FSU Law Admissions Blog

Mock Trial: A Great Way to Practice for Your Future Practice

Just as the new 1Ls are buzzing around town gathering their first set of books and hurrying to complete their first set of reading assignments, the 2Ls are congregating and having new experiences too. One group of 2Ls in particular is enveloped in enticing opening statements, expressive direct examinations, fiery cross-examinations and convincing closing arguments. All of this presented in full courtroom attire in the courtrooms of the Florida State University College of Law Advocacy Center.

These new members of the Florida State University College of Law Mock Trial team were chosen through a try-out process held during the past spring semester. Throughout the summer some participated in optional clinics to provide that extra “oomph” of practice for upcoming competition. In August and September, these new members are broken out into smaller, three and four-member teams with each being assigned to a returning member who will act as their coach for the upcoming intramural sessions.

All of the teams receive an identical case packet and each team practices for weeks determining how they will approach the case, perfecting their presentations, and strategizing. In the latter weeks of the process, the teams compete against each other in several rounds of intramurals, or “IMs”. The purpose of IMs is to simulate the mock trial competition experience and to give new members exposure to what mock trial competition entails. During this process, they learn about how the process works and are provided with the opportunity to actually go through the motions in a real-life setting. Local attorneys, often College of Law Mock Trial team alumni, are brought in to judge each round and offer feedback to each team.

As someone who has gone through this process, I can attest to just how much IMs help in getting one past the mock trial learning curve. It was an eye-opening and humbling experience to realize just how much talent, hard-work, and commitment each member brings to the Mock Trial team. Each night of competition we arrived with our game faces on, ready to give it our all. I was thoroughly impressed by my team as well as with the skills and abilities of the other teams. I was especially fascinated with how other teams presented the case in ways that my team had not even considered.

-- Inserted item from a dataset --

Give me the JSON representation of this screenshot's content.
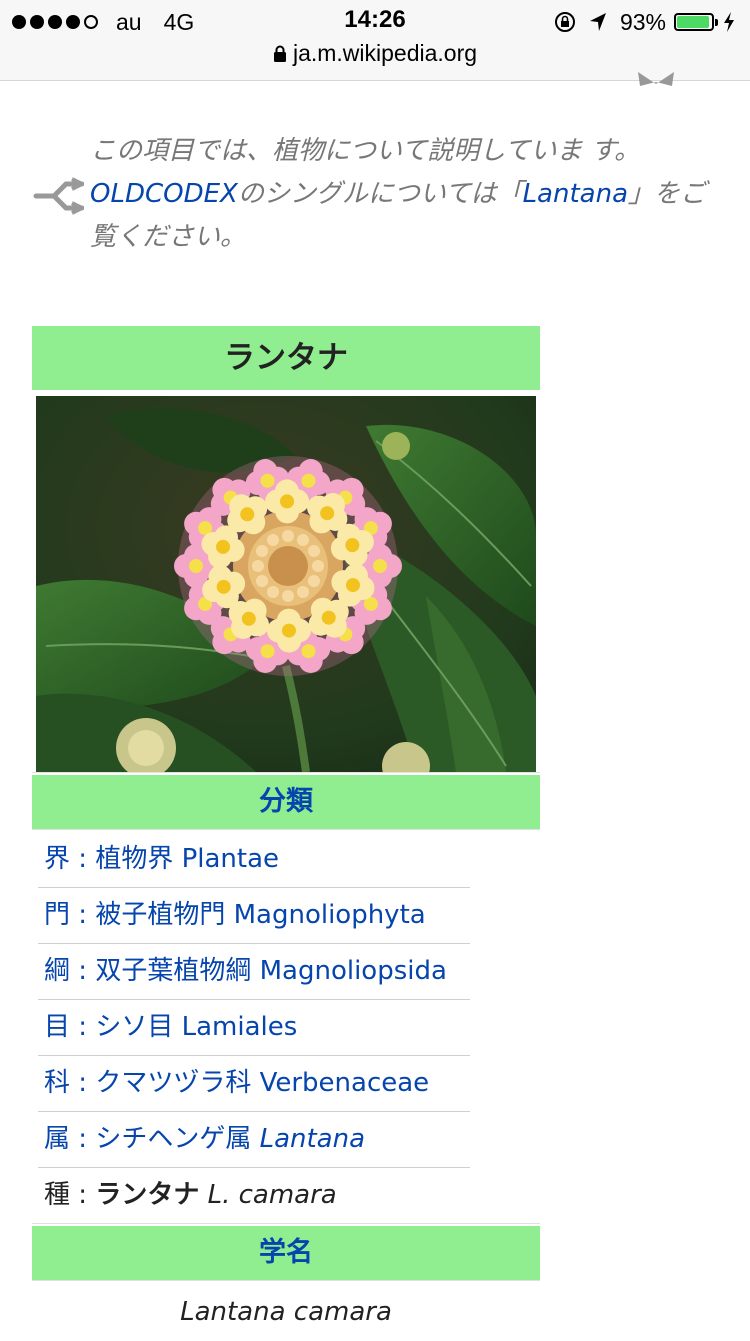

It was also amazing to witness the dedication of Tallahassee’s legal community to the College of Law Mock Trial team. They gave their time and undivided attention to judging each competition (each lasting 3 hours) and then provided individualized feedback to the competitors for improving their performance in future state-wide and nation-wide competitions.

Overall, Mock Trial is a great opportunity to acclimate yourself to the courtroom experience, especially if you are interested in a career in litigation. I was interested in Mock Trial because I wanted to become more comfortable with public speaking. I can definitely say that this has already come to fruition. Whatever your interest, there is a wide array of skills to be gained by any future attorney through participation in the College of Law Mock Trial team.

 Melanie Kalmanson, 3L